According to Healthline, our skin’s cells are constantly replacing themselves. The skin cells are shedding, revealing new skin, which eventually fades scars and blemishes over time. Due to this natural regeneration, less is more when it comes to skincare. In fact, according to Insider, over-exfoliating your skin or over-using products can cause redness, irritation, and even worsen breakouts

Much like skin regeneration, our bodies produce natural oils that protect the skin, reducing the need for skincare products. Dr. Qazi says, “One of the best [skincare products] is jojoba oil. However, oil is a misnomer as it is a waxy ester with a very similar composition to the sebum oils our bodies naturally produce to keep our skin clean and protected.” Sebum is an oil produced by your body’s sebaceous glands, which moisturizes and protects your skin. So, you can ditch the surplus of serums in your drawer because your body hydrates your skin for you, but if you have problem areas that need extra hydration, serums can help

Skincare also starts within your body. There are natural remedies or tricks that can prevent your skin from being damaged by environmental factors. Dr. Qazi explains, “One of the best ways to ensure that your skin is healthy is to stay well hydrated and eat a healthy amount of fruits and vegetables that can help boost collagen production or make your skin more or less oily, depending on your complexion. There are concentrations of skin-healthy vitamins in so many foods. It is all about finding the right combination. For example, if you have oily skin, you can eat some sweet potatoes and greens to help balance it. Nutrition is skincare, too. Just like someone might eat differently to lower their cholesterol levels, you can eat differently to help your skin stay healthy in the long term.” 

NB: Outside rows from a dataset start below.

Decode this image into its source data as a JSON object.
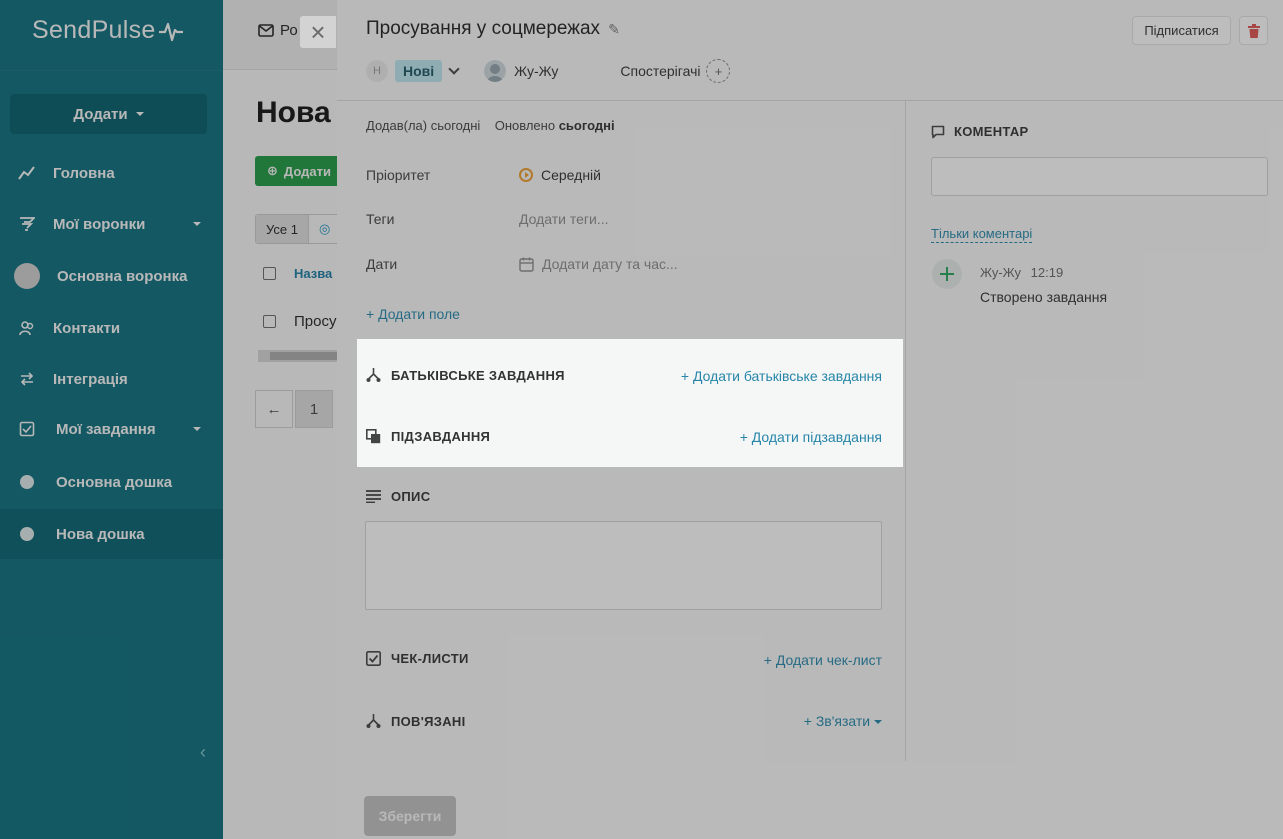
{
  "sidebar": {
    "logo": "SendPulse",
    "add_button": "Додати",
    "items": [
      {
        "label": "Головна",
        "icon": "chart-line-icon"
      },
      {
        "label": "Мої воронки",
        "icon": "funnel-icon"
      },
      {
        "label": "Основна воронка",
        "icon": "circle-icon"
      },
      {
        "label": "Контакти",
        "icon": "contacts-icon"
      },
      {
        "label": "Інтеграція",
        "icon": "integration-arrows-icon"
      },
      {
        "label": "Мої завдання",
        "icon": "checkbox-icon"
      },
      {
        "label": "Основна дошка",
        "icon": "circle-icon"
      },
      {
        "label": "Нова дошка",
        "icon": "circle-icon"
      }
    ]
  },
  "background": {
    "topbar_text": "Ро",
    "page_title": "Нова",
    "green_button": "Додати",
    "tab_all": "Усе 1",
    "table_header": "Назва",
    "table_row": "Просу",
    "pager_prev": "←",
    "pager_page": "1"
  },
  "task": {
    "title": "Просування у соцмережах",
    "subscribe": "Підписатися",
    "status_initial": "Н",
    "status": "Нові",
    "assignee": "Жу-Жу",
    "watchers": "Спостерігачі",
    "meta_added": "Додав(ла) сьогодні",
    "meta_updated_prefix": "Оновлено",
    "meta_updated_value": "сьогодні",
    "fields": {
      "priority_label": "Пріоритет",
      "priority_value": "Середній",
      "tags_label": "Теги",
      "tags_placeholder": "Додати теги...",
      "dates_label": "Дати",
      "dates_placeholder": "Додати дату та час..."
    },
    "add_field": "+ Додати поле",
    "sections": {
      "parent_title": "БАТЬКІВСЬКЕ ЗАВДАННЯ",
      "parent_link": "+ Додати батьківське завдання",
      "subtasks_title": "ПІДЗАВДАННЯ",
      "subtasks_link": "+ Додати підзавдання",
      "description_title": "ОПИС",
      "checklists_title": "ЧЕК-ЛИСТИ",
      "checklists_link": "+ Додати чек-лист",
      "related_title": "ПОВ'ЯЗАНІ",
      "related_link": "+ Зв'язати"
    },
    "save": "Зберегти"
  },
  "comments": {
    "title": "КОМЕНТАР",
    "filter": "Тільки коментарі",
    "activity_user": "Жу-Жу",
    "activity_time": "12:19",
    "activity_text": "Створено завдання"
  }
}
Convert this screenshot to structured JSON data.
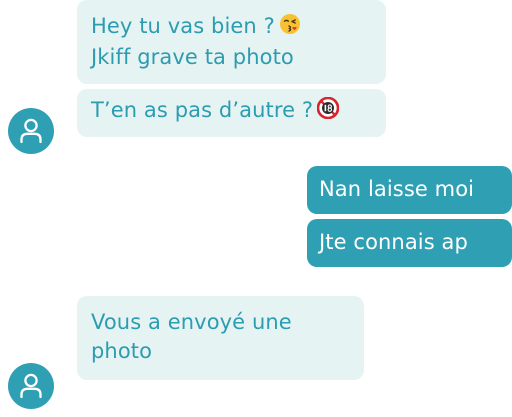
{
  "conversation": {
    "messages": [
      {
        "direction": "incoming",
        "lines": [
          "Hey tu vas bien ?",
          "Jkiff grave ta photo"
        ],
        "emoji": "kissing-face-with-heart"
      },
      {
        "direction": "incoming",
        "lines": [
          "T’en as pas d’autre ?"
        ],
        "emoji": "no-one-under-eighteen"
      },
      {
        "direction": "outgoing",
        "lines": [
          "Nan laisse moi"
        ]
      },
      {
        "direction": "outgoing",
        "lines": [
          "Jte connais ap"
        ]
      },
      {
        "direction": "incoming",
        "lines": [
          "Vous a envoyé une",
          "photo"
        ]
      }
    ]
  },
  "icons": {
    "avatar": "user-icon",
    "kiss": "face-blowing-a-kiss-emoji",
    "adult": "no-one-under-eighteen-emoji"
  },
  "colors": {
    "incoming_bg": "#e6f3f3",
    "incoming_text": "#2c9cb0",
    "outgoing_bg": "#2fa0b3",
    "outgoing_text": "#ffffff",
    "avatar_bg": "#2fa0b3"
  }
}
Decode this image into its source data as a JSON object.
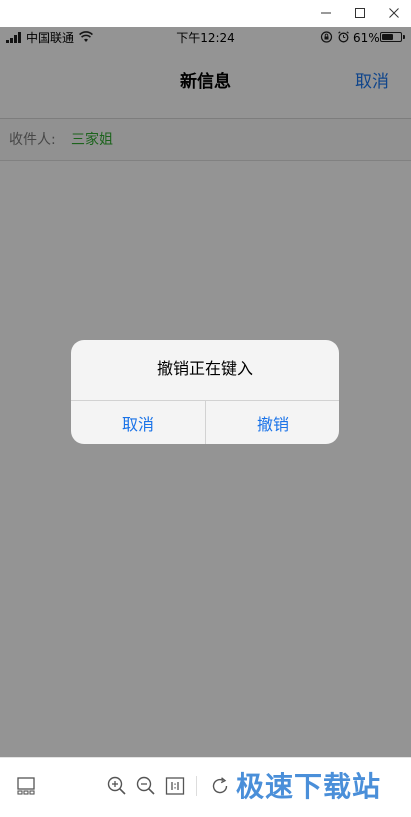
{
  "status_bar": {
    "carrier": "中国联通",
    "time": "下午12:24",
    "battery_percent": "61%",
    "battery_level": 0.61
  },
  "nav": {
    "title": "新信息",
    "cancel": "取消"
  },
  "recipient": {
    "label": "收件人:",
    "name": "三家姐"
  },
  "alert": {
    "title": "撤销正在键入",
    "cancel": "取消",
    "confirm": "撤销"
  },
  "watermark": "极速下载站",
  "colors": {
    "accent": "#1a73e8",
    "recipient_name": "#2fa52f",
    "watermark": "#4a8fd9"
  }
}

The verdict is in: Skincare is needed, but not nearly as much as we previously thought. Less is essentially more in this case. Skincare needs will vary from person to person, but every person needs to protect their skin from pollutants and chemicals in the air, which might mean the core three products or might involve finding natural remedies to combat irritated skin.

Hannah Tolley is a contributing writer under the Entertainment and Culture vertical. She covers entertainment releases, fan theories, pop culture news, and more. Aside from Her Campus, Hannah was also a member of the Florida State University (FSU) Her Campus team. During her time with the chapter, she served as a staff writer for three semesters, where she wrote biweekly pieces across campus, culture, and personal verticals. She also was a content editor for two semesters, where she led a team of 6+ writers and oversaw and edited their articles. Hannah was also an editorial intern for Her Campus during her spring and summer term of her second year in college. As an intern, she worked alongside the full-time edit team to curate timely and evergreen pieces across life, culture, career, and style verticals. She graduated Magna Cum Laude from FSU in May 2023, with a Bachelor of Science in Media/Communication Studies with a minor in English. When she's not dissecting the latest pop culture events, you can find her reading a cheesy romance novel or establishing parasocial relationships with fictional TV characters. She loves to rewatch her favorite shows (Gilmore Girls, One Tree Hill, and Friends) or spend the day going down a rabbit hole of reality dating shows.